The Been there... campaign was a timeline of technologies and products showing that the goodness of Windows 95 had long been enjoyed by Mac customers. The meaning was that Apple had innovated with the Macintosh and would keep innovating.
1984. Macintosh • Graphical User Interface, cut, copy, paste, undo • Quicktime bit-mapped graphical display, long file names, 3.5" floppy.
1985. LaserWriter printer with PostScript • Plug & play networking (LocalTalk)
1986. Plug & play SCSI, Kanjitalk.
1987. Built-in, plug & play bus expansion (NuBus) • Plug and play Ethernet • networking Multifinder brings multitasking to Mac • HyperCard visual programming.
1988. 1st SCSI plug & play CD-ROM • SuperDrive can read/write Mac, DOS & OS/2 • EtherTalk.
1989. photo-realistic images (32-bit QuickDraw).
1990. Sound input • Macintosh Quadra Ethernet built in.
1991. System 7, Apple invents TrueType fonts, file sharing aliases • Motorola, IBM & Apple agree to develop RISC chips • Quicktime multimedia, AppleTalk Remote Access (ARA).
1992. Global Support (WorldScript) • ColorSync color matching • Built-in CD-ROMs spur multimedia growth • Quicktime for Windows, cross-platform standard • AppleScript & OSA.
1993. Speech Recognition/synthesis • integrated telephony (GeoPort) • AOCE, PowerTalk & PowerShare • 1st PC with built-in TV.
1994. Power Macintosh • MAE Mac OS on UNIX • System 7.5 introduced • "Most recent" folders • WindowShade • Apple Guide with coachmarks • Macintosh PC Exchange • Macintosh Easy Open • DOS and Windows compatibility add-in cards • DOS and Windows emulation • Thread Manager • QuickDraw GX next generation DTP • Quicktime 2.0, advanced multimedia • Integrated 32-bit TCP/IP Internet support • PowerBook control strip • Universal mailbox • DigiSign electronic approval • PowerBook file synchronization.

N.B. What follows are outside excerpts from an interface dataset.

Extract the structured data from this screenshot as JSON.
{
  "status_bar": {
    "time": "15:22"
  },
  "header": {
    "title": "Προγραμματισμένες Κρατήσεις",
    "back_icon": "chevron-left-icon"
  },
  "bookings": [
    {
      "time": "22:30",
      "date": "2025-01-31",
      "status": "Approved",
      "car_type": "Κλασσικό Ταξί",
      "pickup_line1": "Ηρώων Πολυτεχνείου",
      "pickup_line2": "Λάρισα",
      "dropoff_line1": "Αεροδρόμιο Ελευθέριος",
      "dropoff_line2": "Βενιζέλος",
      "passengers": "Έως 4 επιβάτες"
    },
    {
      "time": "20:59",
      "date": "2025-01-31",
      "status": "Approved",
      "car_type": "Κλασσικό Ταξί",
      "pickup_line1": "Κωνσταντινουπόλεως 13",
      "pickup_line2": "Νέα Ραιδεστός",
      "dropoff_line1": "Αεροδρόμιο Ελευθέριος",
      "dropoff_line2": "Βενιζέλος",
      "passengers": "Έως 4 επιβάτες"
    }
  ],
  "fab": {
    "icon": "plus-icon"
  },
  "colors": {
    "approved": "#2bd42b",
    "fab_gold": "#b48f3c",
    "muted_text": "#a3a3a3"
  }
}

1995. Quicktime VR • Quicktime conferencing • Open Transport • Quickdraw 3D • Next-generation RISC chip Macs • MAE 2.0 Mac OS for SUN & HP UNIX • More RISC native (faster) S/7.5x upgrades • PCI suport • Copland on the way • OpenDoc
...done that! Macintosh.
As a longtime Mac user, I love this trip down memory lane. The Mac OS of the time was better than Windows 95 (and each generation has continued to be the same story) even though there were detours such as Copland and OpenDoc. But there was no stopping the juggernaut of Windows. And Twomey was right, Microsoft was the "terrifying competitor." Apple's Mac market share declined to just a few percent.
However, today's Microsoft is not Apple in 1995. Almost all the stories about "doom" end up saying that nobody should get hysterical. No kidding.
Microsoft still has a huge market share advantage in desktops and laptops: more than 93 percent. And it has the great majority of file servers sold into the market. By the way, it has a market cap of $233 billion. Yes, it's made mistakes in mobile computing and tablets. And perhaps again with its latest Windows release. But Microsoft isn't going anywhere and its problems may turn around.
Even in the worst of times, Apple knew how to keep its installed base happy: better, more-usable software, ever faster and more-powerful machines, better design and quality.
Perhaps those classic Apple values are places for Microsoft to start.